Academe and research suffer from a significant gender gap. In fact, men are three times more likely to reach top-level positions, with women only representing 20 % of all leadership roles. Furthermore, although 40 % of all researchers in higher education are female, they account for only 31 % of corresponding authors in scientific publications. “Closing this gender gap is fundamental to increasing the competitiveness of the European research sector – and universities must play a key role in accomplishing this,” says Eileen Drew, director of Trinity College Dublin’s Centre for Gender Equality and Leadership and coordinator of the EU-funded SAGE project. “At the heart of the SAGE project is a belief that having more women involved in research increases the number of skilled researchers in our academic institutions. It also adds a different perspective to research programmes, promotes diversity, improves decision making and enhances creativity and innovation.”
Advancing gender equality

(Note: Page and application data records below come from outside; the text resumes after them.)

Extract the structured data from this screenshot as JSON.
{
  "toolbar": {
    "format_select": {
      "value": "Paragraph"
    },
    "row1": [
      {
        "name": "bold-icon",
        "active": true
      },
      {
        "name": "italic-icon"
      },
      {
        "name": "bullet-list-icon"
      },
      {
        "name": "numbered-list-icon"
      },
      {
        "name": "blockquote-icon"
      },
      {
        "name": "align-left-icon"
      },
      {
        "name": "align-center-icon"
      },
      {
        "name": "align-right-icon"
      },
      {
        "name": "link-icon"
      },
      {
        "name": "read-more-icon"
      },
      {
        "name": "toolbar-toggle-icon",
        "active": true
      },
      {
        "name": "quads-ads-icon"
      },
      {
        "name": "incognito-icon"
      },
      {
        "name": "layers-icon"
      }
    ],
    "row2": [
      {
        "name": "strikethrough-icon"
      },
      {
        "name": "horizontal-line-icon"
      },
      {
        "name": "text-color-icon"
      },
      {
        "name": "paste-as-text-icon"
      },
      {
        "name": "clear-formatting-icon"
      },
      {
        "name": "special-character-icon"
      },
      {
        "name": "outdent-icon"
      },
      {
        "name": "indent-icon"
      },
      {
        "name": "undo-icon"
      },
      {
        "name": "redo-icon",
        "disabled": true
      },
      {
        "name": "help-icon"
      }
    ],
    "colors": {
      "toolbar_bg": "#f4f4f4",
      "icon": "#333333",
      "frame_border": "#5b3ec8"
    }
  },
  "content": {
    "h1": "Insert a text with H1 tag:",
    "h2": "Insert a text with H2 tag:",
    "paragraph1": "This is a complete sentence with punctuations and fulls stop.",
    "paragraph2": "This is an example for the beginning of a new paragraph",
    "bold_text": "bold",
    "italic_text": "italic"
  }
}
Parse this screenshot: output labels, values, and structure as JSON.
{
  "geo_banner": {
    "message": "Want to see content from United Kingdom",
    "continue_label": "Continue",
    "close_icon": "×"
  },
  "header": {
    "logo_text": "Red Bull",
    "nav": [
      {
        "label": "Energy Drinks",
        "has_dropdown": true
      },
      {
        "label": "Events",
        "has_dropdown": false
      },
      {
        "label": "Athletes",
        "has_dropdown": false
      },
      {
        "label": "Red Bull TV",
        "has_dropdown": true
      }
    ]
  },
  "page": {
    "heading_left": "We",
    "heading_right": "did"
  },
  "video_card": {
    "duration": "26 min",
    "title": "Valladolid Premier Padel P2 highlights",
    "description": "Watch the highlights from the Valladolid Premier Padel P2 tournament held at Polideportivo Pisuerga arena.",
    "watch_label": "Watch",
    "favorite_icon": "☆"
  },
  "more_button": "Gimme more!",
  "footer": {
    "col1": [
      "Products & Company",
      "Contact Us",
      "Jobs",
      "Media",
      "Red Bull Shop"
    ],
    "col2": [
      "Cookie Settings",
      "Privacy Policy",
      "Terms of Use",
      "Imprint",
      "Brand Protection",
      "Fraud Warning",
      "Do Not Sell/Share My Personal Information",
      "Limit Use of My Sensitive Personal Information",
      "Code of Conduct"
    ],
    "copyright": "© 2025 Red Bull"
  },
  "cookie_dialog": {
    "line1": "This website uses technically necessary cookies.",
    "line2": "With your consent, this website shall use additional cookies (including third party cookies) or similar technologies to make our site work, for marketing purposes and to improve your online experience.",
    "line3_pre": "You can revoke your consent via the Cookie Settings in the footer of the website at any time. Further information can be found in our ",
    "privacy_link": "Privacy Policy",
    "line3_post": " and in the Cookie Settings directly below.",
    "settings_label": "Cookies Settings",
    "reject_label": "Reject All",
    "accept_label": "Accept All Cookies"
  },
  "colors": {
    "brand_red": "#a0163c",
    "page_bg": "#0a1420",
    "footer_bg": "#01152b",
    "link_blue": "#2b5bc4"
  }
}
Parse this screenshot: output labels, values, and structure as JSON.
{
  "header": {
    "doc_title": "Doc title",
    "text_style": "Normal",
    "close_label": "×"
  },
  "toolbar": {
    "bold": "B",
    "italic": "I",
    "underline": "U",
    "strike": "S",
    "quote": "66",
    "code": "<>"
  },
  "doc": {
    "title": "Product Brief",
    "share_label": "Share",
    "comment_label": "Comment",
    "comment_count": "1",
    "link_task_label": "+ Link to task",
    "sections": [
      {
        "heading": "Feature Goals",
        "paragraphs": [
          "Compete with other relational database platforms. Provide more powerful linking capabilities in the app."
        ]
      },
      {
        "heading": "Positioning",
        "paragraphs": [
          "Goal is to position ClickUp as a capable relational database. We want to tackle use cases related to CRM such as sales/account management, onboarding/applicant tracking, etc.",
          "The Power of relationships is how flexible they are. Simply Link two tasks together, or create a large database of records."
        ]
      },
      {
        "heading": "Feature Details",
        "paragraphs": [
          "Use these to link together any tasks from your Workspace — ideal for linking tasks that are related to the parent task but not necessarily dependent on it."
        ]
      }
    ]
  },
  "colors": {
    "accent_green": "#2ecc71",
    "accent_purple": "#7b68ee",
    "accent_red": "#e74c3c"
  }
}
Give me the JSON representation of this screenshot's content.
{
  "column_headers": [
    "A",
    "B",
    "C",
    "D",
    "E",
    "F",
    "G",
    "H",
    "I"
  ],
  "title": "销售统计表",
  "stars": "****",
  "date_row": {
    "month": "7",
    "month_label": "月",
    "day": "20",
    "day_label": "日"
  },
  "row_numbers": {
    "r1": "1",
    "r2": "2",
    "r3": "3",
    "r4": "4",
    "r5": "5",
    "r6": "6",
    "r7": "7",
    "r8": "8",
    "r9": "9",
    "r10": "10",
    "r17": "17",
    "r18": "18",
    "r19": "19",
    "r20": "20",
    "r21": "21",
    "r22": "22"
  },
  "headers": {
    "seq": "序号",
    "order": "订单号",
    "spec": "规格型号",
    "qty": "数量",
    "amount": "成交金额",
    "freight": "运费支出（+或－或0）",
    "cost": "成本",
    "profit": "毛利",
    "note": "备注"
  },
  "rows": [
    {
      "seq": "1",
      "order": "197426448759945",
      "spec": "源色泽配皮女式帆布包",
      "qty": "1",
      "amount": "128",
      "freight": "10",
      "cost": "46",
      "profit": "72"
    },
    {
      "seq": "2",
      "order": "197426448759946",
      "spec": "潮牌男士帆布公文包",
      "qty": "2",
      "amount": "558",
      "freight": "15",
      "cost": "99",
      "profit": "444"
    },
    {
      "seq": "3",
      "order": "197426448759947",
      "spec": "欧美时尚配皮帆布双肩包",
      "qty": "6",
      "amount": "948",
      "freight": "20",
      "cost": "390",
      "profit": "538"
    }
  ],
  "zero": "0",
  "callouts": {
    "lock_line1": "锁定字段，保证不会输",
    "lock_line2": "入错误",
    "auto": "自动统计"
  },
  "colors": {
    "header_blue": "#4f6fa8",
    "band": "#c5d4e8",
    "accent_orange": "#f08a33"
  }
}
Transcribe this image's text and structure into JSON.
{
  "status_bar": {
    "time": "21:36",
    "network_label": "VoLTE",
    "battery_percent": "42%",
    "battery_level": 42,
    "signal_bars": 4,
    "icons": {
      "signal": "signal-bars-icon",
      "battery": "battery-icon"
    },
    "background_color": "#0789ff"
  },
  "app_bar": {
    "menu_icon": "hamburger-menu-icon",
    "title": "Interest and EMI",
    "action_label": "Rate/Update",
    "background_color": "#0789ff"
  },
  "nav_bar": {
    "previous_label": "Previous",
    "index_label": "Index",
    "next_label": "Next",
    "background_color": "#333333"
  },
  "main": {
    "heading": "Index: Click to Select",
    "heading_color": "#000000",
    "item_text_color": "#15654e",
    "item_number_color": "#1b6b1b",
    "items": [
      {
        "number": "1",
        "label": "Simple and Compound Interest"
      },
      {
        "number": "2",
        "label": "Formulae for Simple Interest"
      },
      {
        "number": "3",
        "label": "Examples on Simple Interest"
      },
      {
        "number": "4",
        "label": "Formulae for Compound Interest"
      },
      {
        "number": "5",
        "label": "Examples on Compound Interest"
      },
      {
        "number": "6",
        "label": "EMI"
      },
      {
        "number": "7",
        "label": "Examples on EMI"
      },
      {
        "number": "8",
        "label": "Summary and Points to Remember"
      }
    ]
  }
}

Dedicated to advancing gender equality in academia, the SAGE project developed a toolkit that universities can use to design effective Gender Equality Plans (GEPs). “The toolkit aims to help institutions identify and remove barriers to female recruitment, retention and advancement and better address the inherent gender imbalances in decision-making processes,” explains Drew. At the core of this process is the collection of gender disaggregated data and reviewing existing policies, procedures and practices. Analysis of these factors is fundamental to the development of GEPs, which list the specific actions to be taken to address any gender gaps in, for example, recruitment and career development, promoting work-life balance, and curriculum and research. “Faced with clear evidence of female under-representation, SAGE universities are using the toolkit to revise their recruitment and promotion procedures to ensure they are not biased towards any particular gender,” adds Drew. “One distinct outcome is that decision-making bodies have already achieved far better gender balance, and two SAGE universities appointed women rectors.” In addition to promoting the SAGE model, the project also organised a number of other initiatives, including an online course on creating a gender sensitive institution. Another highlight was the first European SAGE Day, which saw the launch of the Charter of Principles for Gender Equality in Higher Education. The day was celebrated in seven countries, including a core event in Brussels.
Although 36 months (the duration of the SAGE project) is a very short period for institutionalising major structural reform, the project has seen tangible changes. For example, SAGE institutions introduced new gender courses at the undergraduate and postgraduate levels, some of which are mandatory. Furthermore, ongoing monitoring of gender gaps has been incorporated into human resources and student office practices, and one university is developing a new transparent promotion policy. Universities also introduced leadership training for managers and female researchers, with one appointing a counsellor to challenge and prevent gender-based discrimination and harassment on campus. Even though the SAGE project is now closed, the work is really just beginning. “The consortium will continue to promote gender equality as a means of ensuring research excellence and the best use of the entire pool of available talent,” says Drew.
SAGE, gender gap, higher education, European research, Trinity College Dublin, academia, universities